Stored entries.
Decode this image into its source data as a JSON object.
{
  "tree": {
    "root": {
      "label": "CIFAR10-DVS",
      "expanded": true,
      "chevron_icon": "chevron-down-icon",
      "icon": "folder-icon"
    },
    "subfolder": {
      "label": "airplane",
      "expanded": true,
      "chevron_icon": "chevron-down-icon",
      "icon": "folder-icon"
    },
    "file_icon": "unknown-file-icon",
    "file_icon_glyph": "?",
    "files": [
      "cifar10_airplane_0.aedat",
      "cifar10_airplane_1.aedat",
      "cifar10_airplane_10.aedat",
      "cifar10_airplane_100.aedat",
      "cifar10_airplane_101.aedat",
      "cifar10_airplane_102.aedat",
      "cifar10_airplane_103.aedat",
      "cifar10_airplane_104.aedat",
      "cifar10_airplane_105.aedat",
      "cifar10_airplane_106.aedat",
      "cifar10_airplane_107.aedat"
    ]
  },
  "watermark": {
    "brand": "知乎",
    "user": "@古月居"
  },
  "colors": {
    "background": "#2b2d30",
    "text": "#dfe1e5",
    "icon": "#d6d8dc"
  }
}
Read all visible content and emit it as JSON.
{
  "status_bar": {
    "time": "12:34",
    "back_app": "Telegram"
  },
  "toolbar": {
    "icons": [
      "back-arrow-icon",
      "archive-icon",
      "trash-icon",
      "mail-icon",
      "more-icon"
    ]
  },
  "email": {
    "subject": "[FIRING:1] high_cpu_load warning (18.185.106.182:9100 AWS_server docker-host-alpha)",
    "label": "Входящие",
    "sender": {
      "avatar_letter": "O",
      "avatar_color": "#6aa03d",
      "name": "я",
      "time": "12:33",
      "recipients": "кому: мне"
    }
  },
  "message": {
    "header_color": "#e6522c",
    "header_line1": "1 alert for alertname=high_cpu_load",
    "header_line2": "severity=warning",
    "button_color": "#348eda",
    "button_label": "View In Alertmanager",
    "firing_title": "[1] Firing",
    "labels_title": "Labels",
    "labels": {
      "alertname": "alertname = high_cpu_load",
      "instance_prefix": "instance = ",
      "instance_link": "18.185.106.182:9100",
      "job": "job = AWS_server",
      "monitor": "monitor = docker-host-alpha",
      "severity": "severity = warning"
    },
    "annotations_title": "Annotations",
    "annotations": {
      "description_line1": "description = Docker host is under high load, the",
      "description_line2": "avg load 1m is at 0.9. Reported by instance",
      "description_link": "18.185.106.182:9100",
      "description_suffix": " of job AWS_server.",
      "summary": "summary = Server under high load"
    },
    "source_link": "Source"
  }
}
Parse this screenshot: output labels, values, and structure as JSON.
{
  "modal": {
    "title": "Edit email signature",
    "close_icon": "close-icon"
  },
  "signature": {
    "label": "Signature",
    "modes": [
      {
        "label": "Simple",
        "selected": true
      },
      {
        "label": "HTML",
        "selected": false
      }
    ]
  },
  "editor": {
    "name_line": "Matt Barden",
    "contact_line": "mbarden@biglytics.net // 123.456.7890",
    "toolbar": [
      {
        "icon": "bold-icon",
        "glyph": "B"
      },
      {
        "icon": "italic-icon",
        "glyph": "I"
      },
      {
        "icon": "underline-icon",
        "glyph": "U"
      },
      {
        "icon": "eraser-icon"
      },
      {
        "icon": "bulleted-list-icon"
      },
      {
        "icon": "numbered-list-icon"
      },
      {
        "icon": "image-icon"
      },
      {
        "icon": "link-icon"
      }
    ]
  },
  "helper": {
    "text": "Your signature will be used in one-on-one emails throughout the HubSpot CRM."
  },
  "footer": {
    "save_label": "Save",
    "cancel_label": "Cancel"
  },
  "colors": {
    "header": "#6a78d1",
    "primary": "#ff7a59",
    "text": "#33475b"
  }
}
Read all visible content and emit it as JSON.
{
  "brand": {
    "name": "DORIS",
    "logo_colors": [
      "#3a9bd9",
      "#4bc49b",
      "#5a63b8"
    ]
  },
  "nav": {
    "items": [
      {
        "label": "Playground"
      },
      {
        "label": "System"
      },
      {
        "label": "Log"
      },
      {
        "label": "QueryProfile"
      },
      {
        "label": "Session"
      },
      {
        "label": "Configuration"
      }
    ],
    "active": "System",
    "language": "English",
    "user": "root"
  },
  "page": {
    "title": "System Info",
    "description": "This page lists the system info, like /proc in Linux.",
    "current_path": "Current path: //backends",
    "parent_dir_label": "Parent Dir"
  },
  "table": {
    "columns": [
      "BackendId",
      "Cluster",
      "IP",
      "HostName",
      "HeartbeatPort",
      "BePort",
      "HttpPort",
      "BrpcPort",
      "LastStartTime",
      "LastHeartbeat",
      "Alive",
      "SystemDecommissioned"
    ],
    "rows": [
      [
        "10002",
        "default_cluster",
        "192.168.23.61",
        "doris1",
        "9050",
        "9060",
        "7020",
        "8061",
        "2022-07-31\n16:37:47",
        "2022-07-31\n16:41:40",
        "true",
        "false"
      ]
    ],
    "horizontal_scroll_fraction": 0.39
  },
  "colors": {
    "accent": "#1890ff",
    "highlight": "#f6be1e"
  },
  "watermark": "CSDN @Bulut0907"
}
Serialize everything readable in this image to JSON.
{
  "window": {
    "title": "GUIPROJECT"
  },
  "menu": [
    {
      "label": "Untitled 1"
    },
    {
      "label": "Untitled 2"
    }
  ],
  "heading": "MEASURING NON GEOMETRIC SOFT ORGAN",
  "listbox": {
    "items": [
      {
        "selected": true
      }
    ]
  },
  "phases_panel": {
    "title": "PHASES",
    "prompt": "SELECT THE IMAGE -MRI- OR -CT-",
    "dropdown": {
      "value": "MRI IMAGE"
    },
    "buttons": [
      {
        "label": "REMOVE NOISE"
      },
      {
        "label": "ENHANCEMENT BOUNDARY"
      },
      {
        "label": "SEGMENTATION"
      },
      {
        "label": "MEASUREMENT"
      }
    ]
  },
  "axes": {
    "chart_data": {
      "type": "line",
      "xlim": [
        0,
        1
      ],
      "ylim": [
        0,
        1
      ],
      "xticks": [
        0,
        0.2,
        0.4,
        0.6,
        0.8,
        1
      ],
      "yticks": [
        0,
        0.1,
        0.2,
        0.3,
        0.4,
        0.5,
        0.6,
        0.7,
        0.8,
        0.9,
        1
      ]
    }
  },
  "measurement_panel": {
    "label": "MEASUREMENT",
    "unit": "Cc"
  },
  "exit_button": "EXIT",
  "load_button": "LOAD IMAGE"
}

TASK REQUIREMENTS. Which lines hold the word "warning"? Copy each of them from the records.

TASK RESULT.
    "subject": "[FIRING:1] high_cpu_load warning (18.185.106.182:9100 AWS_server docker-host-alpha)",
    "header_line2": "severity=warning",
      "severity": "severity = warning"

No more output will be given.